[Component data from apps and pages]
▼▼▼

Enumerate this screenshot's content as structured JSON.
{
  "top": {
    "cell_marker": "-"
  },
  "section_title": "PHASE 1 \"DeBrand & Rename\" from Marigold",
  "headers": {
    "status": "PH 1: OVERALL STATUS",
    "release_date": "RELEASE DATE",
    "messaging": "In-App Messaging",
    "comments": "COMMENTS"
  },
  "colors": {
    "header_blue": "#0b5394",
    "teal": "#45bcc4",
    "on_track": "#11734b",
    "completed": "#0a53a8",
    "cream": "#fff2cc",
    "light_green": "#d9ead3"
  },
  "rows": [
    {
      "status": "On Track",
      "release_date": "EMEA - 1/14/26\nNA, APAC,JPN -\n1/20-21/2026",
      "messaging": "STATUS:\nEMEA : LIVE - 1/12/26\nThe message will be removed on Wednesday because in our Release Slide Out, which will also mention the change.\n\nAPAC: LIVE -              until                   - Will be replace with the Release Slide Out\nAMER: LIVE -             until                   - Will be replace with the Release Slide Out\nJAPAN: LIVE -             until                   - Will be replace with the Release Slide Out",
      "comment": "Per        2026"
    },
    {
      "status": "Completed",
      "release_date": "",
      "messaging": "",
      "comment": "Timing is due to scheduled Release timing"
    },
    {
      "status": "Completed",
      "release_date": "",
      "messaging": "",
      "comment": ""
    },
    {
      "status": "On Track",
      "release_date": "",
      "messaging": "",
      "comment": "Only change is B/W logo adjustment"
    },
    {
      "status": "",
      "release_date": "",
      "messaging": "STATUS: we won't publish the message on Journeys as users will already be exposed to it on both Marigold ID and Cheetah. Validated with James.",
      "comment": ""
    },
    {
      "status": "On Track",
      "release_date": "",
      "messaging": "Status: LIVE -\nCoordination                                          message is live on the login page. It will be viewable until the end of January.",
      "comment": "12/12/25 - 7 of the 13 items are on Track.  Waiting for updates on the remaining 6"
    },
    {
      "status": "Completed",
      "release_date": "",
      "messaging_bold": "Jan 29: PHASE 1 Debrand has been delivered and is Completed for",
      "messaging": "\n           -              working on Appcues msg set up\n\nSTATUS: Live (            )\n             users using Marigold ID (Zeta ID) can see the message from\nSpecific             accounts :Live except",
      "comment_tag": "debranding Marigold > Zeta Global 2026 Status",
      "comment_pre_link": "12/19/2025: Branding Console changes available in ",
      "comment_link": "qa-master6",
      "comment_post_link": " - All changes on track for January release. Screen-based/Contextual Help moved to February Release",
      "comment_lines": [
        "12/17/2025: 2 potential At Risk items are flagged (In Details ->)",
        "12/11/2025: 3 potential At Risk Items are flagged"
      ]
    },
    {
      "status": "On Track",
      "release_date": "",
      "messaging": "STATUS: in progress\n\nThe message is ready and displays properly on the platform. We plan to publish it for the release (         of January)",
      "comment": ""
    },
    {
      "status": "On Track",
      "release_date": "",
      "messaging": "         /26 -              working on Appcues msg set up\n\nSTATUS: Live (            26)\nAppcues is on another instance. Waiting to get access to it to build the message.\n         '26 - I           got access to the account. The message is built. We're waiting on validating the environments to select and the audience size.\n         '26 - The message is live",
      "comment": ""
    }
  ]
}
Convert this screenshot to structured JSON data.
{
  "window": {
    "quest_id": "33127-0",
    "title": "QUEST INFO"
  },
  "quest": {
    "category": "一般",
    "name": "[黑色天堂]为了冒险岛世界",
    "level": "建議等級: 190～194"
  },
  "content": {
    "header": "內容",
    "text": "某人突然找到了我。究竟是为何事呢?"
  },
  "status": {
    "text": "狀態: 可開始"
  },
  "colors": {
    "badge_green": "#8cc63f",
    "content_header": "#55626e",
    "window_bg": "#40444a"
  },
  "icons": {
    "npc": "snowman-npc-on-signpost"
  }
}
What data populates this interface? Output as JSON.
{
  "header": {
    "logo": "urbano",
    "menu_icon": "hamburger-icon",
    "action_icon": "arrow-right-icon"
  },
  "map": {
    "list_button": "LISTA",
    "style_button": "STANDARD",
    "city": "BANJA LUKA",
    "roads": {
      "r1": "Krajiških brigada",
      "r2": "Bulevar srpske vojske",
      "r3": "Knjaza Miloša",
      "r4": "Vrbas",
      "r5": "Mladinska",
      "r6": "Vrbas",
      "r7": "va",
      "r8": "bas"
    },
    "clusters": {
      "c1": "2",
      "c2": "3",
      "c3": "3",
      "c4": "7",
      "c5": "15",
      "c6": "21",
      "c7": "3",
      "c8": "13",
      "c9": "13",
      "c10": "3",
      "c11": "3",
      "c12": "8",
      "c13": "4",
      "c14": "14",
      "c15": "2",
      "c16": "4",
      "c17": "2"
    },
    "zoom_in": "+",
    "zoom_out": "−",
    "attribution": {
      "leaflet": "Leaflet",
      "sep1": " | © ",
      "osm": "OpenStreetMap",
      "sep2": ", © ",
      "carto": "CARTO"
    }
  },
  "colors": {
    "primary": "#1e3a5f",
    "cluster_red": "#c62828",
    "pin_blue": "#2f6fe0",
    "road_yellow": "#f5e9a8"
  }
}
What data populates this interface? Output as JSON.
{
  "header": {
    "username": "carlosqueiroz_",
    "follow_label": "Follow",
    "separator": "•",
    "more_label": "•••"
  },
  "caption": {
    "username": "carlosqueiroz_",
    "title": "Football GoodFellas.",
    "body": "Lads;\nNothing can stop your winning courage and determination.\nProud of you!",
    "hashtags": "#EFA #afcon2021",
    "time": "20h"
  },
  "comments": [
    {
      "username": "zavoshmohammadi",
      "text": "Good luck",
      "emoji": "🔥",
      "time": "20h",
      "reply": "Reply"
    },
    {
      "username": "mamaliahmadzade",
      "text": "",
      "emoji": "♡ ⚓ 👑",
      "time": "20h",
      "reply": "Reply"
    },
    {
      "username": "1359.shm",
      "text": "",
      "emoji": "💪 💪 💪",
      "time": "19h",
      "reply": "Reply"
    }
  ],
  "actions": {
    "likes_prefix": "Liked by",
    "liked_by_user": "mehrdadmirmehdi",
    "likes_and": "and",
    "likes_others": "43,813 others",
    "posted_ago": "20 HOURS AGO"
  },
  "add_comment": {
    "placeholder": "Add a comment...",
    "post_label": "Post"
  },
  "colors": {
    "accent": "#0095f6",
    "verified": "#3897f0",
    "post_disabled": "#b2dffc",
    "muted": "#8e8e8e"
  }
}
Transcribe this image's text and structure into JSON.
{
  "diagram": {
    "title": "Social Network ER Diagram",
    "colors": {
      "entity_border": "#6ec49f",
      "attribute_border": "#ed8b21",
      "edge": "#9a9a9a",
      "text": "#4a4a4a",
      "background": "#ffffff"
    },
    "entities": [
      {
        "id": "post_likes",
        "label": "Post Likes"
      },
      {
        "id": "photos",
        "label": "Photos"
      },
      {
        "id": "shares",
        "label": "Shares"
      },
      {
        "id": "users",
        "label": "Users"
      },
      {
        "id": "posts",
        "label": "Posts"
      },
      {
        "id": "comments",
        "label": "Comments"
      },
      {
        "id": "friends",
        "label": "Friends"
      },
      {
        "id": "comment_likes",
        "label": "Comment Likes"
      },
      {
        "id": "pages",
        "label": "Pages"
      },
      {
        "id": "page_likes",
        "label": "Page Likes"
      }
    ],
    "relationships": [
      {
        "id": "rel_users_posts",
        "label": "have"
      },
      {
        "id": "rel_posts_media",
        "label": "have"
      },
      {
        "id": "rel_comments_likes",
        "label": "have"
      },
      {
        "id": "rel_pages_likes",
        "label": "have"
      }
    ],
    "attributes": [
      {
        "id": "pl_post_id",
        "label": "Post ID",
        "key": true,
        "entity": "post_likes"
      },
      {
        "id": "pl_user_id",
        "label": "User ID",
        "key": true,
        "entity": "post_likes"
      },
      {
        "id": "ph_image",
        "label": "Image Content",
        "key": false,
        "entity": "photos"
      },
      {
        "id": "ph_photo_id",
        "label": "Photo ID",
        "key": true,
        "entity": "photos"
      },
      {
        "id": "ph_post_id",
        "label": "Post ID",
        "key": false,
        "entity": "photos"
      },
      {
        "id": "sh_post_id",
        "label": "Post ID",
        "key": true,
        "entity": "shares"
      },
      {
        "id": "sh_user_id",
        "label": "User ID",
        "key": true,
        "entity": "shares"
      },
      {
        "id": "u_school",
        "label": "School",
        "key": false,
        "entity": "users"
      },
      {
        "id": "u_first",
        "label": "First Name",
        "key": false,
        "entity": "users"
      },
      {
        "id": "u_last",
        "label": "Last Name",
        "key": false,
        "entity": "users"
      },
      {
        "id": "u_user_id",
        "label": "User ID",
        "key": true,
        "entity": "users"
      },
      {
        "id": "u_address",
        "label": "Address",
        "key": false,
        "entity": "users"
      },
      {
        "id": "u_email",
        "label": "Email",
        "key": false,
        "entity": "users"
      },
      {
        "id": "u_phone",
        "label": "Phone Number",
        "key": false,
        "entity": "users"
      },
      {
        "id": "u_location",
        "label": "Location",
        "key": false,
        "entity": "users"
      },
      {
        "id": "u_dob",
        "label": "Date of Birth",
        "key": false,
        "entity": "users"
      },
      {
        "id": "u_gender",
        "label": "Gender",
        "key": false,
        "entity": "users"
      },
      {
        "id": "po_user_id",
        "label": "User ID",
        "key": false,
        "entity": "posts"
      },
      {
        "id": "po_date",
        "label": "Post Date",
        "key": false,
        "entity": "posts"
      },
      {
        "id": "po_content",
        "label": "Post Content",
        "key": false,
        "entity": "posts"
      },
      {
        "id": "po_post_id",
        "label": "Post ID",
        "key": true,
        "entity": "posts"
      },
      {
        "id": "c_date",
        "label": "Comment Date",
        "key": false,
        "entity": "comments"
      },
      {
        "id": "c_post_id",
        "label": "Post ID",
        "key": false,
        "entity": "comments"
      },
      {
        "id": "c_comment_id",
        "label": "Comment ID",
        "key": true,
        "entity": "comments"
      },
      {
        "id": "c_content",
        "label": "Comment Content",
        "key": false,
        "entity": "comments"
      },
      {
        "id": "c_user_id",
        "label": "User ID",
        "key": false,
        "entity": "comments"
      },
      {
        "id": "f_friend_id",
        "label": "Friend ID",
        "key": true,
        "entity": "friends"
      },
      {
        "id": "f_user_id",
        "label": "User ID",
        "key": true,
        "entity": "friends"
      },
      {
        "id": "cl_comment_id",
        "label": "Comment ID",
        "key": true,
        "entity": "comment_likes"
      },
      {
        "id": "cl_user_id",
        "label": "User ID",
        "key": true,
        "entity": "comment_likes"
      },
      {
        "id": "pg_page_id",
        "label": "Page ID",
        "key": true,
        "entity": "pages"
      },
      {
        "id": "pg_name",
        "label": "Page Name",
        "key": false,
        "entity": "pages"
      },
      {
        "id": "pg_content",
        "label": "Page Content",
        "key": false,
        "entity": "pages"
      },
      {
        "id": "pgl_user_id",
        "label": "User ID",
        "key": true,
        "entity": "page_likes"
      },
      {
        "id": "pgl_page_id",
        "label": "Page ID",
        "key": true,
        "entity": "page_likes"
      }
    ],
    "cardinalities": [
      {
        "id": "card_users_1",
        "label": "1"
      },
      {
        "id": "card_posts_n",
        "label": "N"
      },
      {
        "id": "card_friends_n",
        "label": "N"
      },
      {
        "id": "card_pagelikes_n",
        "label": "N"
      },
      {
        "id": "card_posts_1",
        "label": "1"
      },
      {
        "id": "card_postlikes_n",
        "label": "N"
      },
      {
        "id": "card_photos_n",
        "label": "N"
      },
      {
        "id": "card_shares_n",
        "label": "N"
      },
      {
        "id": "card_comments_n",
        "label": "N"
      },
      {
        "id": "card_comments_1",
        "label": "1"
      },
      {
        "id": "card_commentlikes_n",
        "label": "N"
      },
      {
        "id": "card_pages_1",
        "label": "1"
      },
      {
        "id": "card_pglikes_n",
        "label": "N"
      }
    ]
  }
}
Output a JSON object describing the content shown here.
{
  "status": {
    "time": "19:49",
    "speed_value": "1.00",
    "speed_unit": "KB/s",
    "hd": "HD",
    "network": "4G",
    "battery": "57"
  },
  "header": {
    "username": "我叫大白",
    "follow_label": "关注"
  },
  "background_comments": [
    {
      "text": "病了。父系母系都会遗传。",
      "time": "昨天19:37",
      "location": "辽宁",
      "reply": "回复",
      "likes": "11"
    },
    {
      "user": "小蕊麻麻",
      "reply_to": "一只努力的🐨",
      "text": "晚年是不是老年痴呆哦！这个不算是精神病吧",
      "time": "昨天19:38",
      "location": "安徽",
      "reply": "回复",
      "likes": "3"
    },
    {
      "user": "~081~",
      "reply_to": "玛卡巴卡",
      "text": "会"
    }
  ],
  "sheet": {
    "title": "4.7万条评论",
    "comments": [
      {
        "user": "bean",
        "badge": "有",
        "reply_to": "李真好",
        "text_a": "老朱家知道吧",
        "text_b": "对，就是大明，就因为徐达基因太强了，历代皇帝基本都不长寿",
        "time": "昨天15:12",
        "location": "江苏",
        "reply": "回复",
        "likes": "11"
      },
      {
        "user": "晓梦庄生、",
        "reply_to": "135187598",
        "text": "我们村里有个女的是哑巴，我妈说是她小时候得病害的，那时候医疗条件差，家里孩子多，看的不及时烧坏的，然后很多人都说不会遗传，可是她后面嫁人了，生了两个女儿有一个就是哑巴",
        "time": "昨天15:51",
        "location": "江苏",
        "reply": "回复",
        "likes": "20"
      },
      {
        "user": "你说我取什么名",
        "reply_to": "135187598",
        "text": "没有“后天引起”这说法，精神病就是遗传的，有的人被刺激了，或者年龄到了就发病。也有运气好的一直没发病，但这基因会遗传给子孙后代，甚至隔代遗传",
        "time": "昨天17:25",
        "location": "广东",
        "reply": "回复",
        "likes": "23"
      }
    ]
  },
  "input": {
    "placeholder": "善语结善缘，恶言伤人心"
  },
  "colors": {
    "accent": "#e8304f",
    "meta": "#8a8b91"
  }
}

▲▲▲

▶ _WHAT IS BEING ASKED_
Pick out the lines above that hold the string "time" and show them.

▶ _SOLUTION FOR THIS TASK_
    "time": "20h"
      "time": "20h",
      "time": "20h",
      "time": "19h",
    "time": "19:49",
      "time": "昨天19:37",
      "time": "昨天19:38",
        "time": "昨天15:12",
        "time": "昨天15:51",
        "time": "昨天17:25",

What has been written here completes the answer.